◆ What is being asked: Set down all of the records exactly, leaving none out.

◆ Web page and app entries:
───

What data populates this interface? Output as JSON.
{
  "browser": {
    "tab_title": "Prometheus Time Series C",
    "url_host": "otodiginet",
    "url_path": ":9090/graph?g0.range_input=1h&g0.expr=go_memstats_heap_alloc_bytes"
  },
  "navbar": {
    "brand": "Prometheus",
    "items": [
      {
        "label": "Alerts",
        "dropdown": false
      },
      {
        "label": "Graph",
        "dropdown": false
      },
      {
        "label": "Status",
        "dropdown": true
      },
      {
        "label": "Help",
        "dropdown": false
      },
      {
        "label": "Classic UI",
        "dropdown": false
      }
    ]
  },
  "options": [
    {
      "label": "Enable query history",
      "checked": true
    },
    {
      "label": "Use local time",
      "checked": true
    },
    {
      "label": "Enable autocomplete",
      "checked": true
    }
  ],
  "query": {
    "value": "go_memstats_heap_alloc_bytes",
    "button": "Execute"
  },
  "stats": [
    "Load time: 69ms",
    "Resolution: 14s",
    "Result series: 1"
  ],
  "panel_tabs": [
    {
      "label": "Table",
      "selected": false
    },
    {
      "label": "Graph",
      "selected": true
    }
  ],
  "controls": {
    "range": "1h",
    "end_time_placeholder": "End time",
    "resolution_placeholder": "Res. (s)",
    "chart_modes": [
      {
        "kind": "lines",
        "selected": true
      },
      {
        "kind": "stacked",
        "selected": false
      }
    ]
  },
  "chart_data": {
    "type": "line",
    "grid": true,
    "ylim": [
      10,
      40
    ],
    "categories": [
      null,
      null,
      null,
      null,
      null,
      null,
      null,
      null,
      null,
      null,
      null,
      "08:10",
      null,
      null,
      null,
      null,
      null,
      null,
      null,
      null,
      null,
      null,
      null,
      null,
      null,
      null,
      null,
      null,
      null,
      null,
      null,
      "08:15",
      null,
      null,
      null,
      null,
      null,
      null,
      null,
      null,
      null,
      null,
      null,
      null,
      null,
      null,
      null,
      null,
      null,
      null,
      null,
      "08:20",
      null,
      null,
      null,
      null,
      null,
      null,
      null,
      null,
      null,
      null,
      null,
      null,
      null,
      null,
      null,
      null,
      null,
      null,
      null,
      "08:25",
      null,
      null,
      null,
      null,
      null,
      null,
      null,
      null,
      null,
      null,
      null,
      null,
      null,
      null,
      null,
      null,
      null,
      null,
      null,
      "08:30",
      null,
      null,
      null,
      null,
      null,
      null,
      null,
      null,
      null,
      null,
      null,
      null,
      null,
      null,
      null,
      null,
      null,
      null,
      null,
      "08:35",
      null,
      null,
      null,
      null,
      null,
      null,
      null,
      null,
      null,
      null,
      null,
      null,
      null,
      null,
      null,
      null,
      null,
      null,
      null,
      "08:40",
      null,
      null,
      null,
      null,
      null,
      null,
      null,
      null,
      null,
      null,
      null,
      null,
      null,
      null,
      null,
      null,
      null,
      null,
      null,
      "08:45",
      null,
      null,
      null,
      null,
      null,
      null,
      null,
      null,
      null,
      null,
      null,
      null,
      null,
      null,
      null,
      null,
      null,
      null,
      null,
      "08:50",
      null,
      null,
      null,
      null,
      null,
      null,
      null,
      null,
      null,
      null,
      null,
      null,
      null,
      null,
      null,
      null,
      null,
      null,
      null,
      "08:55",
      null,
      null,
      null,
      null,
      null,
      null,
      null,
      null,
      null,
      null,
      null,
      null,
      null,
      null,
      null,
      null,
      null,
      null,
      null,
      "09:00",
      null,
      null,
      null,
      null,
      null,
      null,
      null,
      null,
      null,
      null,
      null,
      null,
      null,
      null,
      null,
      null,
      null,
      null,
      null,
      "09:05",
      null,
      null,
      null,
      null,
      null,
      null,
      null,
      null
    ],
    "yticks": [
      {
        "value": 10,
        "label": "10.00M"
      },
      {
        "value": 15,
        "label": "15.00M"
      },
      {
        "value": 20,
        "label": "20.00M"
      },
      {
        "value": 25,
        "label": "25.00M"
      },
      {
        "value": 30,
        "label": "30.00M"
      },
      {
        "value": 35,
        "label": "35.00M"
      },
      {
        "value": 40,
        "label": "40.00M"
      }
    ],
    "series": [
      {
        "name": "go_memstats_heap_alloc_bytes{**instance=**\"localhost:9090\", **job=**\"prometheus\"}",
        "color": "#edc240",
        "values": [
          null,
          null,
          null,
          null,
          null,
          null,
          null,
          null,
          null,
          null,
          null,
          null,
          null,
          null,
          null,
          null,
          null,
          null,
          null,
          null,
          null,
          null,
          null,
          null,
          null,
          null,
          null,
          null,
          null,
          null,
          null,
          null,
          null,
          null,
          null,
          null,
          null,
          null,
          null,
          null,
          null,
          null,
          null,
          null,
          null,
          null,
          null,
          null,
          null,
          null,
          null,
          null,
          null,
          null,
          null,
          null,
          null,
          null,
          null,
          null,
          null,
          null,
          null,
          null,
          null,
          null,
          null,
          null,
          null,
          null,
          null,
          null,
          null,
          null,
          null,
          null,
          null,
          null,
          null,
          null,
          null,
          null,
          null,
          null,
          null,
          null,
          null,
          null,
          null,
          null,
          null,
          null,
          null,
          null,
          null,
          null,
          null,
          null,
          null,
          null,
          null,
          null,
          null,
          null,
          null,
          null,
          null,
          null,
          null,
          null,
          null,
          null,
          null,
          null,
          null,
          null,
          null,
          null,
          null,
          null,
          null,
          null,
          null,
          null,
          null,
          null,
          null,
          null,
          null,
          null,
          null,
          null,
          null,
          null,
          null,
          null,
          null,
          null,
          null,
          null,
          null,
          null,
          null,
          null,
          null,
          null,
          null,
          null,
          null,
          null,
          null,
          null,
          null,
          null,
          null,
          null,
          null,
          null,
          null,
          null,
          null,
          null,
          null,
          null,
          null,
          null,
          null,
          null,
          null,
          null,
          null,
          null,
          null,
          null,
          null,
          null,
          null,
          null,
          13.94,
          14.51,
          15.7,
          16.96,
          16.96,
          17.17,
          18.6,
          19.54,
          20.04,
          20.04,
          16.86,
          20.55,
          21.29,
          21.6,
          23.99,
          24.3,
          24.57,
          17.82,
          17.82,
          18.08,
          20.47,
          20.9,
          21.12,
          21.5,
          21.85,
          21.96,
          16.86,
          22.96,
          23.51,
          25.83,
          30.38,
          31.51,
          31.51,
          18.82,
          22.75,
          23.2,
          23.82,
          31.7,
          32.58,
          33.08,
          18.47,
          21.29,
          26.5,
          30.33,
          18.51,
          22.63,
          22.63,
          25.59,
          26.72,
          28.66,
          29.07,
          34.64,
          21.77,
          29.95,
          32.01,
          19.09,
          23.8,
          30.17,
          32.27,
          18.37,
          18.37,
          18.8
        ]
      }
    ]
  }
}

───

◆ Result of the task:
What data populates this interface? Output as JSON.
{
  "browser": {
    "tab_title": "Prometheus Time Series C",
    "url_host": "otodiginet",
    "url_path": ":9090/graph?g0.range_input=1h&g0.expr=go_memstats_heap_alloc_bytes"
  },
  "navbar": {
    "brand": "Prometheus",
    "items": [
      {
        "label": "Alerts",
        "dropdown": false
      },
      {
        "label": "Graph",
        "dropdown": false
      },
      {
        "label": "Status",
        "dropdown": true
      },
      {
        "label": "Help",
        "dropdown": false
      },
      {
        "label": "Classic UI",
        "dropdown": false
      }
    ]
  },
  "options": [
    {
      "label": "Enable query history",
      "checked": true
    },
    {
      "label": "Use local time",
      "checked": true
    },
    {
      "label": "Enable autocomplete",
      "checked": true
    }
  ],
  "query": {
    "value": "go_memstats_heap_alloc_bytes",
    "button": "Execute"
  },
  "stats": [
    "Load time: 69ms",
    "Resolution: 14s",
    "Result series: 1"
  ],
  "panel_tabs": [
    {
      "label": "Table",
      "selected": false
    },
    {
      "label": "Graph",
      "selected": true
    }
  ],
  "controls": {
    "range": "1h",
    "end_time_placeholder": "End time",
    "resolution_placeholder": "Res. (s)",
    "chart_modes": [
      {
        "kind": "lines",
        "selected": true
      },
      {
        "kind": "stacked",
        "selected": false
      }
    ]
  },
  "chart_data": {
    "type": "line",
    "grid": true,
    "ylim": [
      10,
      40
    ],
    "categories": [
      null,
      null,
      null,
      null,
      null,
      null,
      null,
      null,
      null,
      null,
      null,
      "08:10",
      null,
      null,
      null,
      null,
      null,
      null,
      null,
      null,
      null,
      null,
      null,
      null,
      null,
      null,
      null,
      null,
      null,
      null,
      null,
      "08:15",
      null,
      null,
      null,
      null,
      null,
      null,
      null,
      null,
      null,
      null,
      null,
      null,
      null,
      null,
      null,
      null,
      null,
      null,
      null,
      "08:20",
      null,
      null,
      null,
      null,
      null,
      null,
      null,
      null,
      null,
      null,
      null,
      null,
      null,
      null,
      null,
      null,
      null,
      null,
      null,
      "08:25",
      null,
      null,
      null,
      null,
      null,
      null,
      null,
      null,
      null,
      null,
      null,
      null,
      null,
      null,
      null,
      null,
      null,
      null,
      null,
      "08:30",
      null,
      null,
      null,
      null,
      null,
      null,
      null,
      null,
      null,
      null,
      null,
      null,
      null,
      null,
      null,
      null,
      null,
      null,
      null,
      "08:35",
      null,
      null,
      null,
      null,
      null,
      null,
      null,
      null,
      null,
      null,
      null,
      null,
      null,
      null,
      null,
      null,
      null,
      null,
      null,
      "08:40",
      null,
      null,
      null,
      null,
      null,
      null,
      null,
      null,
      null,
      null,
      null,
      null,
      null,
      null,
      null,
      null,
      null,
      null,
      null,
      "08:45",
      null,
      null,
      null,
      null,
      null,
      null,
      null,
      null,
      null,
      null,
      null,
      null,
      null,
      null,
      null,
      null,
      null,
      null,
      null,
      "08:50",
      null,
      null,
      null,
      null,
      null,
      null,
      null,
      null,
      null,
      null,
      null,
      null,
      null,
      null,
      null,
      null,
      null,
      null,
      null,
      "08:55",
      null,
      null,
      null,
      null,
      null,
      null,
      null,
      null,
      null,
      null,
      null,
      null,
      null,
      null,
      null,
      null,
      null,
      null,
      null,
      "09:00",
      null,
      null,
      null,
      null,
      null,
      null,
      null,
      null,
      null,
      null,
      null,
      null,
      null,
      null,
      null,
      null,
      null,
      null,
      null,
      "09:05",
      null,
      null,
      null,
      null,
      null,
      null,
      null,
      null
    ],
    "yticks": [
      {
        "value": 10,
        "label": "10.00M"
      },
      {
        "value": 15,
        "label": "15.00M"
      },
      {
        "value": 20,
        "label": "20.00M"
      },
      {
        "value": 25,
        "label": "25.00M"
      },
      {
        "value": 30,
        "label": "30.00M"
      },
      {
        "value": 35,
        "label": "35.00M"
      },
      {
        "value": 40,
        "label": "40.00M"
      }
    ],
    "series": [
      {
        "name": "go_memstats_heap_alloc_bytes{**instance=**\"localhost:9090\", **job=**\"prometheus\"}",
        "color": "#edc240",
        "values": [
          null,
          null,
          null,
          null,
          null,
          null,
          null,
          null,
          null,
          null,
          null,
          null,
          null,
          null,
          null,
          null,
          null,
          null,
          null,
          null,
          null,
          null,
          null,
          null,
          null,
          null,
          null,
          null,
          null,
          null,
          null,
          null,
          null,
          null,
          null,
          null,
          null,
          null,
          null,
          null,
          null,
          null,
          null,
          null,
          null,
          null,
          null,
          null,
          null,
          null,
          null,
          null,
          null,
          null,
          null,
          null,
          null,
          null,
          null,
          null,
          null,
          null,
          null,
          null,
          null,
          null,
          null,
          null,
          null,
          null,
          null,
          null,
          null,
          null,
          null,
          null,
          null,
          null,
          null,
          null,
          null,
          null,
          null,
          null,
          null,
          null,
          null,
          null,
          null,
          null,
          null,
          null,
          null,
          null,
          null,
          null,
          null,
          null,
          null,
          null,
          null,
          null,
          null,
          null,
          null,
          null,
          null,
          null,
          null,
          null,
          null,
          null,
          null,
          null,
          null,
          null,
          null,
          null,
          null,
          null,
          null,
          null,
          null,
          null,
          null,
          null,
          null,
          null,
          null,
          null,
          null,
          null,
          null,
          null,
          null,
          null,
          null,
          null,
          null,
          null,
          null,
          null,
          null,
          null,
          null,
          null,
          null,
          null,
          null,
          null,
          null,
          null,
          null,
          null,
          null,
          null,
          null,
          null,
          null,
          null,
          null,
          null,
          null,
          null,
          null,
          null,
          null,
          null,
          null,
          null,
          null,
          null,
          null,
          null,
          null,
          null,
          null,
          null,
          13.94,
          14.51,
          15.7,
          16.96,
          16.96,
          17.17,
          18.6,
          19.54,
          20.04,
          20.04,
          16.86,
          20.55,
          21.29,
          21.6,
          23.99,
          24.3,
          24.57,
          17.82,
          17.82,
          18.08,
          20.47,
          20.9,
          21.12,
          21.5,
          21.85,
          21.96,
          16.86,
          22.96,
          23.51,
          25.83,
          30.38,
          31.51,
          31.51,
          18.82,
          22.75,
          23.2,
          23.82,
          31.7,
          32.58,
          33.08,
          18.47,
          21.29,
          26.5,
          30.33,
          18.51,
          22.63,
          22.63,
          25.59,
          26.72,
          28.66,
          29.07,
          34.64,
          21.77,
          29.95,
          32.01,
          19.09,
          23.8,
          30.17,
          32.27,
          18.37,
          18.37,
          18.8
        ]
      }
    ]
  }
}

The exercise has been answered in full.